Meanwhile, the South African Industrial Federation had become increasingly white-oriented, though Archie Crawford continued to applaud the work of the ICU. Rather than primarily supporting black workers or attempting to unite black and white workers (as the IWW had done in the United States), the SAIF sought to establish quotas for whites in well-paying jobs, and fought with defensive strikes when the quotes were broken as employers used (primarily black) scab labour to undermine the more highly-paid white workforce. This stance was exemplified by one of the white miners' slogans, "Workers of the World, Unite and Fight for a White South Africa". The IWW in the United States resoundingly condemned the SAIF's efforts at "white" unionism and compared it to the American Federation of Labor's efforts to maintain a white "labor aristocracy" in the United States.

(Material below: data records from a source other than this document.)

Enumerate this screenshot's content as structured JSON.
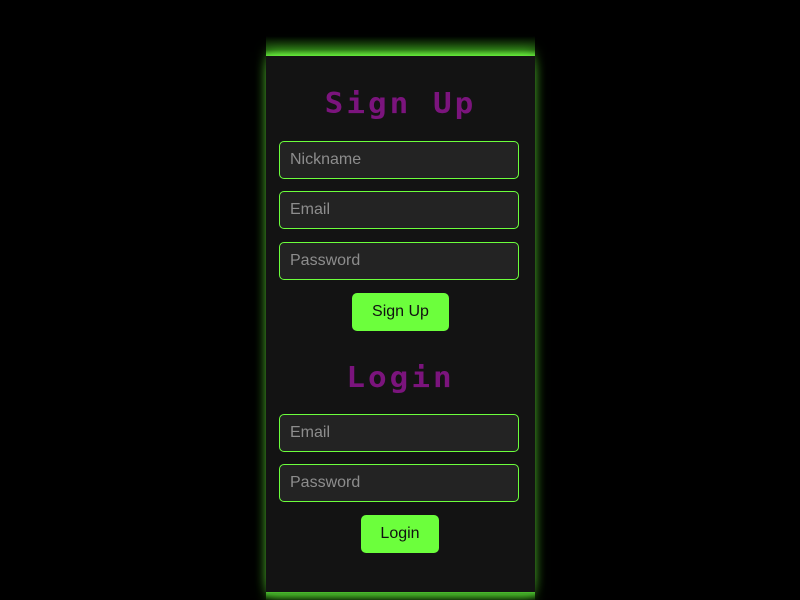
{
  "colors": {
    "background": "#000000",
    "panel": "#131313",
    "accent_green": "#6cff3c",
    "heading_purple": "#7b147d",
    "input_bg": "#232323",
    "placeholder": "#8d8d8d"
  },
  "signup": {
    "title": "Sign Up",
    "nickname_placeholder": "Nickname",
    "email_placeholder": "Email",
    "password_placeholder": "Password",
    "button_label": "Sign Up"
  },
  "login": {
    "title": "Login",
    "email_placeholder": "Email",
    "password_placeholder": "Password",
    "button_label": "Login"
  }
}
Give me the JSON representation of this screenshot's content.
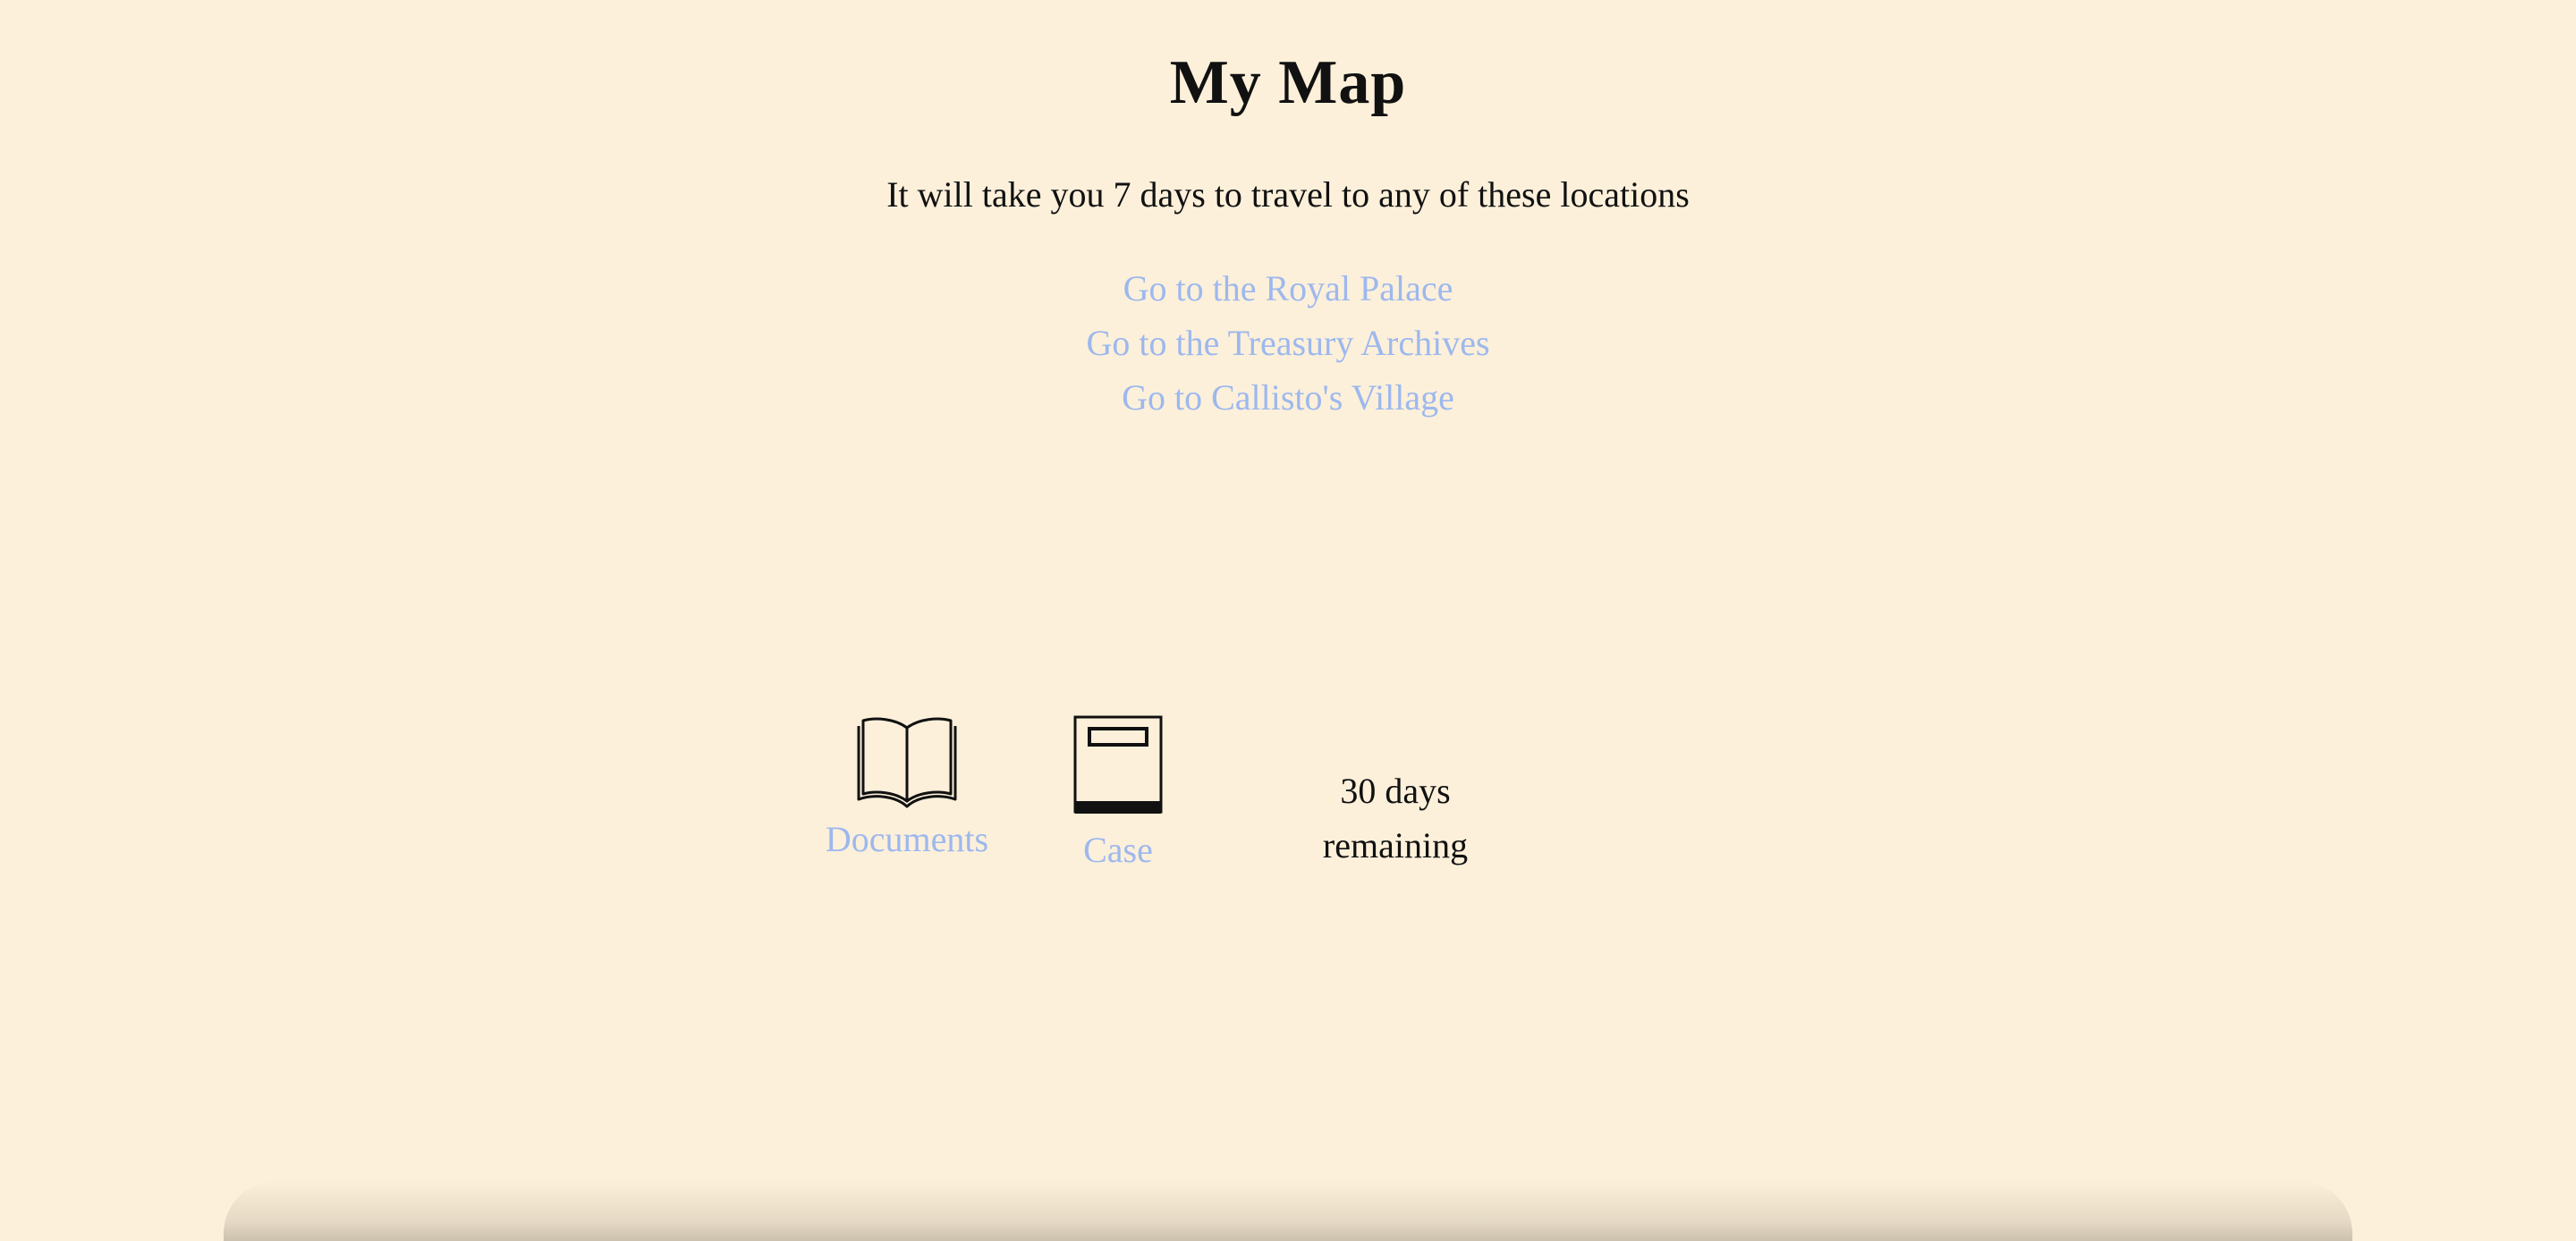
{
  "page": {
    "title": "My Map",
    "subtitle": "It will take you 7 days to travel to any of these locations"
  },
  "destinations": [
    {
      "label": "Go to the Royal Palace"
    },
    {
      "label": "Go to the Treasury Archives"
    },
    {
      "label": "Go to Callisto's Village"
    }
  ],
  "toolbar": {
    "documents": {
      "label": "Documents",
      "icon": "open-book-icon"
    },
    "case": {
      "label": "Case",
      "icon": "case-box-icon"
    },
    "days_remaining": {
      "line1": "30 days",
      "line2": "remaining"
    }
  },
  "colors": {
    "background": "#fcf0da",
    "text": "#111111",
    "link": "#9db8ee"
  }
}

In any case, the SAIF's situation would prove untenable, as it would collapse under the weight of its failed strikes and be replaced by the South African Trades Union Council, which was run under Communist Party control and emphasized white skilled crafts over black and white "unskilled" labourers, following the Trades Union Council (TUC) model common in the British Empire at the time, thus fully reconstituting the white South African labour movement on a non-syndicalist, non-revolutionary basis.[2]

Legacy[edit]

By the mid-20th century, the SACP and later, Communist Party of South Africa (CPSA) would begin to write official histories of the South African labour movement, and establish a tradition of presenting all socialist groups before the Communist Party's formation as "oblivious to the country’s pressing racial problems or (at worst) overtly racist."[1] The IWW's focus on labourers regardless of race, as opposed to skilled craftsmen, would be borne out by the growth of successors such as the ICU, despite their official repression.

Revival attempts[edit]

After the dissolution of the Workers Solidarity Federation (WSF) in 1999, anarchist and syndicalist currents reformed into a number of different projects, such as Zabalaza Books (which published and printed pro-IWW literature), the Bikisha Media Collective, and the Zabalaza Anarchist Communist Front (ZACF). Among these was a Durban-based South African Regional Organising Committee of the IWW, which was the first time in almost a hundred years that a South African organization had been directly linked to the General Administration of the IWW. This would prove to be short-lived, however, as the committee soon dissolved. Another attempt at a South African IWW, this time based in Cape Town in the early 2010s, had similar results.[5] As of late 2016, the IWW has no official presence in South Africa.

References[edit]

  1. ^ a b c Cole, Peter; van der Walt, Lucien (January 2011). "Crossing the Color Lines, Crossing the Continents: Comparing the Racial Politics of the IWW in South Africa and the United States, 1905–1925" (PDF). Safundi: The Journal of South African and American Studies. 12 (1): 69–96. Retrieved 27 December 2016.
  2. ^ a b c Philips, John (October 1976). "Digging into IWW History: South Africa". Industrial Worker. Industrial Workers of the World. p. 8.
  3. ^ a b van der Walt, Lucien (November 2011). "A look at three figures from the IWW in South Africa" (PDF). Industrial Worker. Chicago: Industrial Workers of the World. p. 15. Retrieved 28 December 2016.
  4. ^ Bikisha Media Collective. "The Industrial Workers of Africa, 1917–1921". Libcom.org. Retrieved 28 December 2016.
  5. ^ van der Walt, Lucien (6 January 2014). "Industrial Workers of World pamphlet, Durban, early 2000s". Retrieved 28 December 2016.